liver and intestine (66), but evidence to date indicates that CYP3A4 is the predominant
form present in intestine and is inducible with rifampin (67). Because each cytochrome
family has many different therapeutic drugs as substrates, there exists the potential for
administration of an antimicrobial to affect the metabolism of a concurrently adminis-
tered therapeutic agent by competitive inhibition that may result in one of the following:
      1.   Increasing therapeutic drug concentration.
      2.   Decreasing therapeutic drug concentration.
      3.   Increasing antimicrobial concentration.
      4.   Decreasing antimicrobial concentration.
       In instances 1 and 2, the severity of the observed effect will depend upon the ther-
apeutic index of the drug. For example, if the therapeutic drug has a very small therapeu-
tic to toxic ratio, the coadministration of an antimicrobial drug may have a deleterious
effect if both are metabolized by the same cytochrome isoenzyme system. This nar-
row range of toxic to therapeutic ratio was brought to light with the prokinetic agent,
cisapride, used for the treatment of gastrointestinal disorders, particularly gastroesoph-
ageal reflux in adults and children. Cisapride is metabolized by CYP3A4 (68). Coadmin-
istration with the macrolide antibiotics produced potentially fatal arrhythmias (69–71).
This was shown to be due to an increase of unmetabolized cisapride due to competi-
tion between the macrolide antibiotic and cisapride for the CYP3A4 isozyme.
       A similar situation was discovered when the antifungal drug, ketoconazole, was
ingested concurrently with the nonsedating antihistamine, terfenadine. Fatal cardiac
arrhythmias occurred (72) and were found to be due to a competition for CYP3A4
metabolism wherein terfenadine’s metabolism was blocked (73). This increase in ter-

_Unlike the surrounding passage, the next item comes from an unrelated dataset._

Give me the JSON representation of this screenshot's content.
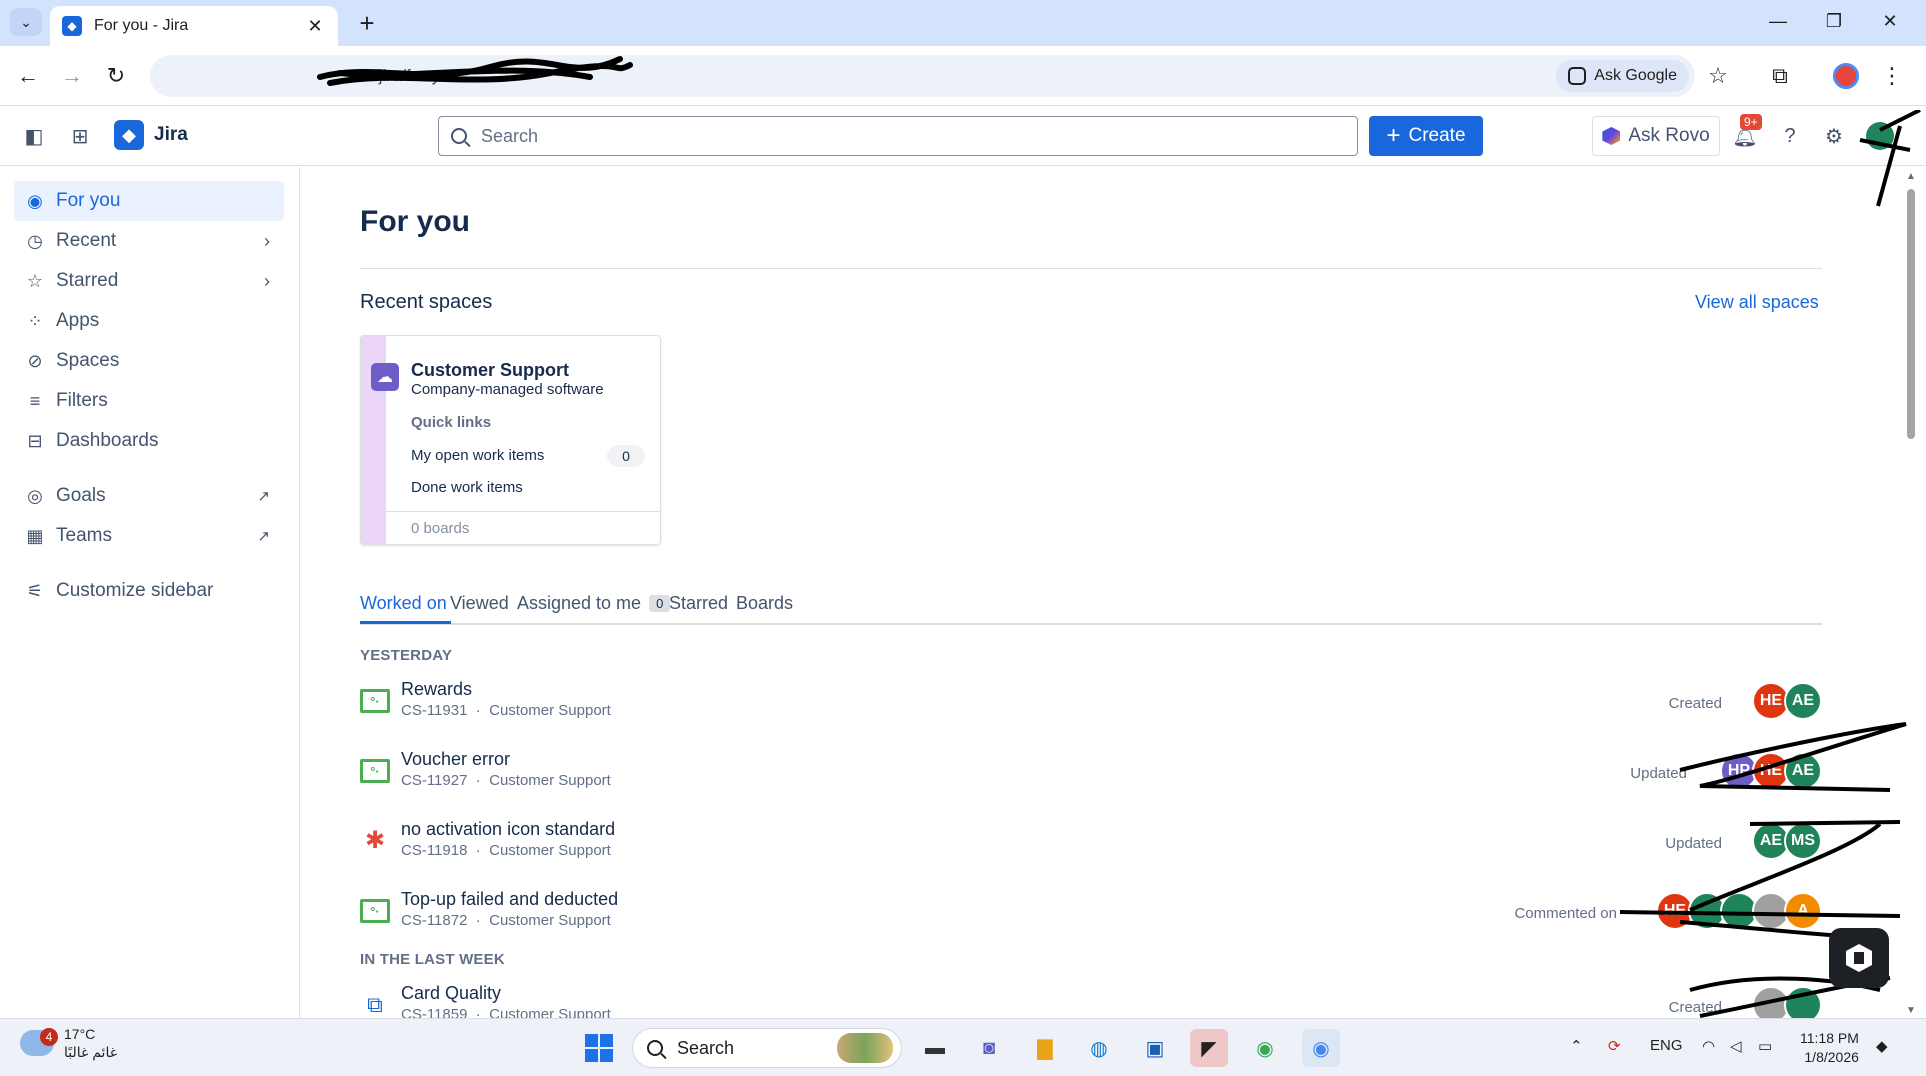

fenadine concentration unmasked its ability to block fast potassium channels in the
heart resulting in cardiac conduction delays (74).
       Though many examples could be cit